[DATA IN THIS EXERCISE]:

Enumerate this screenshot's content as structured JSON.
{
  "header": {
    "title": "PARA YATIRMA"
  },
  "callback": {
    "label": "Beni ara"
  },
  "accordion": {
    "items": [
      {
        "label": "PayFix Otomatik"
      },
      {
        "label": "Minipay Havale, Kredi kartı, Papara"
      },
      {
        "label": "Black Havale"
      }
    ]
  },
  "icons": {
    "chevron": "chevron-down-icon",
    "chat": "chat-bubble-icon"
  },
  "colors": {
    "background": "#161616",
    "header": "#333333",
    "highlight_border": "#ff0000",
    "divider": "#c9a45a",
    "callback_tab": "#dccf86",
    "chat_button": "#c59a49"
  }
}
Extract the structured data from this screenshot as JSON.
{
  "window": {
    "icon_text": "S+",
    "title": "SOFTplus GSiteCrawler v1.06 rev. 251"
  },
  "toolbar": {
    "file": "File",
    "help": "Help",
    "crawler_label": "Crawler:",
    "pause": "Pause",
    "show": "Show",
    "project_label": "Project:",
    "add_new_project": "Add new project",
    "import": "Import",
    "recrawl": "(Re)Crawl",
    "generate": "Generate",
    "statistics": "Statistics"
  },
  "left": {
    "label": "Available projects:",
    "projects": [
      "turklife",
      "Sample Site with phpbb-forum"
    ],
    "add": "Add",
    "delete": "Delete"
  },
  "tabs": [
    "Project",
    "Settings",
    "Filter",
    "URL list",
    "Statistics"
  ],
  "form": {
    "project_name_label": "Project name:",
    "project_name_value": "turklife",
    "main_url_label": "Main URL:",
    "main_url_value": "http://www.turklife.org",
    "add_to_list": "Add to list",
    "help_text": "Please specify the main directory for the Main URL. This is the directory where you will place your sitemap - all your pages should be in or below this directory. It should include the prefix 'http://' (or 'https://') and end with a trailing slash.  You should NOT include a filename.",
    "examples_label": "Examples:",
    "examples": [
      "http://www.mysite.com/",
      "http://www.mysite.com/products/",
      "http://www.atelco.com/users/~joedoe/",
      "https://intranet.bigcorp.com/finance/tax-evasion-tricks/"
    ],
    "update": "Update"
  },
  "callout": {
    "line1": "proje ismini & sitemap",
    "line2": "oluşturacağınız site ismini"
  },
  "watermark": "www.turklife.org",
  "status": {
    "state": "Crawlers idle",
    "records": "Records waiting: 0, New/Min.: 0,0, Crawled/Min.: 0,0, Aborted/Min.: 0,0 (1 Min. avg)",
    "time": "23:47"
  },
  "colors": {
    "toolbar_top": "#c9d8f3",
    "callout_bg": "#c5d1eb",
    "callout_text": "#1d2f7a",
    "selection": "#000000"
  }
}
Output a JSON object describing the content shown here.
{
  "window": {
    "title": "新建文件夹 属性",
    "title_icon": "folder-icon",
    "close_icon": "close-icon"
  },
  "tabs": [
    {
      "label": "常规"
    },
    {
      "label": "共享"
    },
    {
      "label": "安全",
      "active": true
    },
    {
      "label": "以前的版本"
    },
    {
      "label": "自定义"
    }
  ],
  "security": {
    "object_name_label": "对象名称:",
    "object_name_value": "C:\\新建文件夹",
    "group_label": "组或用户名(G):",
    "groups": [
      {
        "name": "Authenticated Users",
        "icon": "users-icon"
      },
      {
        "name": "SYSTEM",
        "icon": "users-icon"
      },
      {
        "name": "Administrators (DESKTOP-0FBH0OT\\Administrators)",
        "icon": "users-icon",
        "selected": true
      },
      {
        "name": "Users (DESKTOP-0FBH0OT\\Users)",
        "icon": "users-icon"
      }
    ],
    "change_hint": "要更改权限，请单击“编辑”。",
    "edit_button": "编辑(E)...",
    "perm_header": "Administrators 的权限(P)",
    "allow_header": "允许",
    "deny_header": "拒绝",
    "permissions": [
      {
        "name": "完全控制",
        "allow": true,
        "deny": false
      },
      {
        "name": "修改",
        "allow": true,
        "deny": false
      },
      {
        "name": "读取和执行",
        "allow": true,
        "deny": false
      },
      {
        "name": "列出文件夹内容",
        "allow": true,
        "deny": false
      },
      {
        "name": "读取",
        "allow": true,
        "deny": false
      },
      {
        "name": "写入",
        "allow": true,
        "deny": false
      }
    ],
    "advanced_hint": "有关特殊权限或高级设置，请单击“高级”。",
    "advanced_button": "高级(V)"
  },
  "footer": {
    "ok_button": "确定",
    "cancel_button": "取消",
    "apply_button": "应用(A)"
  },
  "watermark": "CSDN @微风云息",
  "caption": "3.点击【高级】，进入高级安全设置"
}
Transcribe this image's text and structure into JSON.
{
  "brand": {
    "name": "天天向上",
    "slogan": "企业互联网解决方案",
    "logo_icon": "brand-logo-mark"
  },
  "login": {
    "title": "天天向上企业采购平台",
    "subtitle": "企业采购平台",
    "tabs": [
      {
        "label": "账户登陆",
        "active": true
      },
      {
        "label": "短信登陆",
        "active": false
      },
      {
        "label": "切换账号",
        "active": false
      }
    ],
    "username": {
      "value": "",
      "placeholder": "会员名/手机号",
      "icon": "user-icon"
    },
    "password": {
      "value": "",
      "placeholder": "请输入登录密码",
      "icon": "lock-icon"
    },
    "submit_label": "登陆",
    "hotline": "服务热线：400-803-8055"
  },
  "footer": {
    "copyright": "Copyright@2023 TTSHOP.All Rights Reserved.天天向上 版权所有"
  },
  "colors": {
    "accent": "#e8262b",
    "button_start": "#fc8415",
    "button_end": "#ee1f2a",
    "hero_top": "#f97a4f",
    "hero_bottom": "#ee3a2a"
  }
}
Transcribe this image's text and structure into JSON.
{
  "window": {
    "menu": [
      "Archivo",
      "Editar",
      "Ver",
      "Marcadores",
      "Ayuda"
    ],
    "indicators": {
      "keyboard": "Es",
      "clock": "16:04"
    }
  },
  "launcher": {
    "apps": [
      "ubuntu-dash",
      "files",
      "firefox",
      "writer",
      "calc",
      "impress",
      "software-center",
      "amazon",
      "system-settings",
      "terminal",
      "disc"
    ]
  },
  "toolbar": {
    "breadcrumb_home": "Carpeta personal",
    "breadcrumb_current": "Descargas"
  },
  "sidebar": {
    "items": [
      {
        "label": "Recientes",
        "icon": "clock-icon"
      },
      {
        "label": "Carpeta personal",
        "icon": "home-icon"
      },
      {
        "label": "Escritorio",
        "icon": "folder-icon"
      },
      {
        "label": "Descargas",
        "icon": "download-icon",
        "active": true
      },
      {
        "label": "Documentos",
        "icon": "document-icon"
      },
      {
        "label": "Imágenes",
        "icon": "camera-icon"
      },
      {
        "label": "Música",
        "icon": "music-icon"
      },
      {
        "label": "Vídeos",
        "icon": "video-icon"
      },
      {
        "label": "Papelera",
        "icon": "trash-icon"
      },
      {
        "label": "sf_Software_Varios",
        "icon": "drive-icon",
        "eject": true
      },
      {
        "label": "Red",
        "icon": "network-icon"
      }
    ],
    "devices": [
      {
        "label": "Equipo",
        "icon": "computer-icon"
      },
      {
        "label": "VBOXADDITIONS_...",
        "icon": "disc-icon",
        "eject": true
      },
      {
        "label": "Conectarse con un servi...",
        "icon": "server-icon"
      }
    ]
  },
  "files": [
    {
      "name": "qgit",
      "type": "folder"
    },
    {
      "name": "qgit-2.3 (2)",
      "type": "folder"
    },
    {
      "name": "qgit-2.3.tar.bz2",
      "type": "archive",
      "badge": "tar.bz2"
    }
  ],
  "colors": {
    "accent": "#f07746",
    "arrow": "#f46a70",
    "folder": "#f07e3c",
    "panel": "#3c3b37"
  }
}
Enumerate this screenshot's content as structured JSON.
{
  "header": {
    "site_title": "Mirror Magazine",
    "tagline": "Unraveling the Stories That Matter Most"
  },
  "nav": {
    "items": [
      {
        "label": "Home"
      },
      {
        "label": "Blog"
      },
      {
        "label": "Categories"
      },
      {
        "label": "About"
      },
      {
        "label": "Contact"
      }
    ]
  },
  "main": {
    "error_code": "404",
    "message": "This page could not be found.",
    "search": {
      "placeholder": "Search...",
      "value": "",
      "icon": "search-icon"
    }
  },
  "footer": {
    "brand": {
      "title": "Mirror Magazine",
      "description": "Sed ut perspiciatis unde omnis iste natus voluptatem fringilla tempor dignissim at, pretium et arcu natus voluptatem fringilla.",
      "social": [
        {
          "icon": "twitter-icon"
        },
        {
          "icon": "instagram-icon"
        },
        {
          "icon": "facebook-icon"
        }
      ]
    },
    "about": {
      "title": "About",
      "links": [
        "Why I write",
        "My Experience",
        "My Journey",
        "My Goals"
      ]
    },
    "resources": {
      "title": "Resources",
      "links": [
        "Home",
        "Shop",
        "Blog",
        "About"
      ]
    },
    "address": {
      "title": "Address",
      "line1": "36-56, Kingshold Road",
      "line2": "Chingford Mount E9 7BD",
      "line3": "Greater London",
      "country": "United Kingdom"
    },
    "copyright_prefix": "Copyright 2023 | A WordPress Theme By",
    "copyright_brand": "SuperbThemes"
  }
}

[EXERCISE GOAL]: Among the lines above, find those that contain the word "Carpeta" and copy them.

[RESPONSE]:
    "breadcrumb_home": "Carpeta personal",
        "label": "Carpeta personal",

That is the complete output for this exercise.